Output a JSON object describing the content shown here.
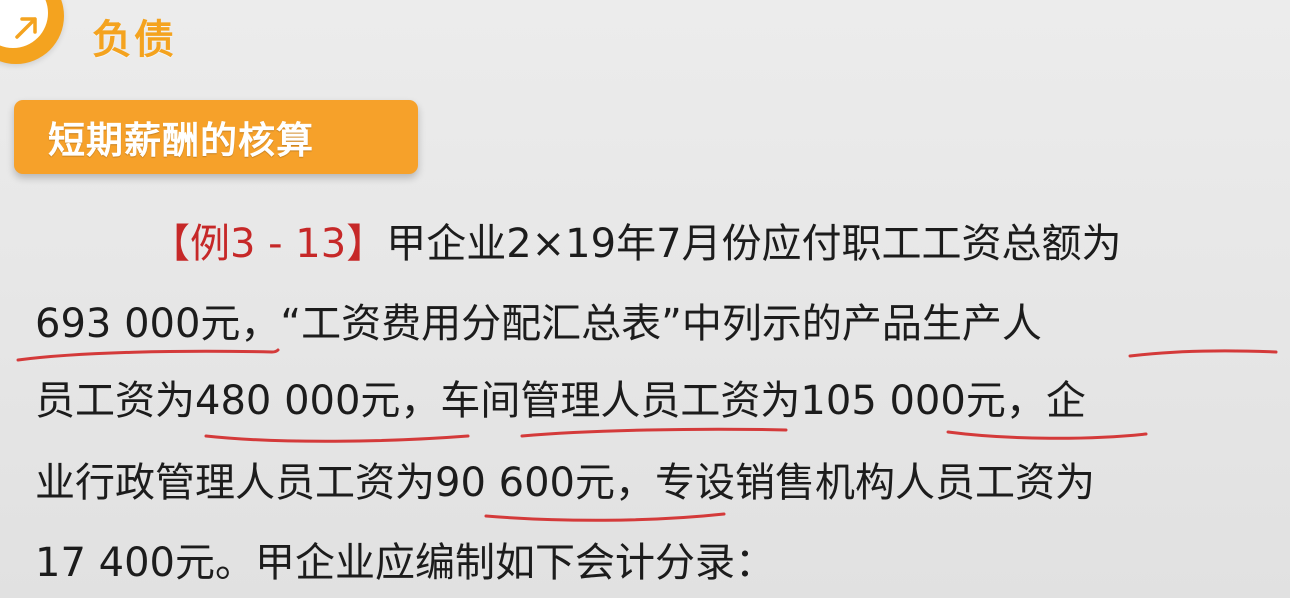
{
  "header": {
    "title": "负债",
    "icon": "arrow-up-right-icon",
    "accent_color": "#f4a31f"
  },
  "section": {
    "label": "短期薪酬的核算",
    "color": "#f6a12a"
  },
  "example": {
    "label": "【例3 - 13】",
    "label_color": "#c62828",
    "line1_rest": "甲企业2×19年7月份应付职工工资总额为",
    "line2_a": "693 000元，",
    "line2_b": "“工资费用分配汇总表”中列示的产品",
    "line2_c": "生产人",
    "line3_a": "员工资为",
    "line3_b": "480 000元，",
    "line3_c": "车间管理人员",
    "line3_d": "工资为",
    "line3_e": "105 000元，",
    "line3_f": "企",
    "line4_a": "业行政管理人员工资为",
    "line4_b": "90 600元，",
    "line4_c": "专设销售机构人员工资为",
    "line5": "17 400元。甲企业应编制如下会计分录："
  },
  "annotation_color": "#d43a3a"
}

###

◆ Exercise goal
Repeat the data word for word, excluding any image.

◆ Problem solution
Output a JSON object describing the content shown here.
{
  "header": {
    "title": "负债",
    "icon": "arrow-up-right-icon",
    "accent_color": "#f4a31f"
  },
  "section": {
    "label": "短期薪酬的核算",
    "color": "#f6a12a"
  },
  "example": {
    "label": "【例3 - 13】",
    "label_color": "#c62828",
    "line1_rest": "甲企业2×19年7月份应付职工工资总额为",
    "line2_a": "693 000元，",
    "line2_b": "“工资费用分配汇总表”中列示的产品",
    "line2_c": "生产人",
    "line3_a": "员工资为",
    "line3_b": "480 000元，",
    "line3_c": "车间管理人员",
    "line3_d": "工资为",
    "line3_e": "105 000元，",
    "line3_f": "企",
    "line4_a": "业行政管理人员工资为",
    "line4_b": "90 600元，",
    "line4_c": "专设销售机构人员工资为",
    "line5": "17 400元。甲企业应编制如下会计分录："
  },
  "annotation_color": "#d43a3a"
}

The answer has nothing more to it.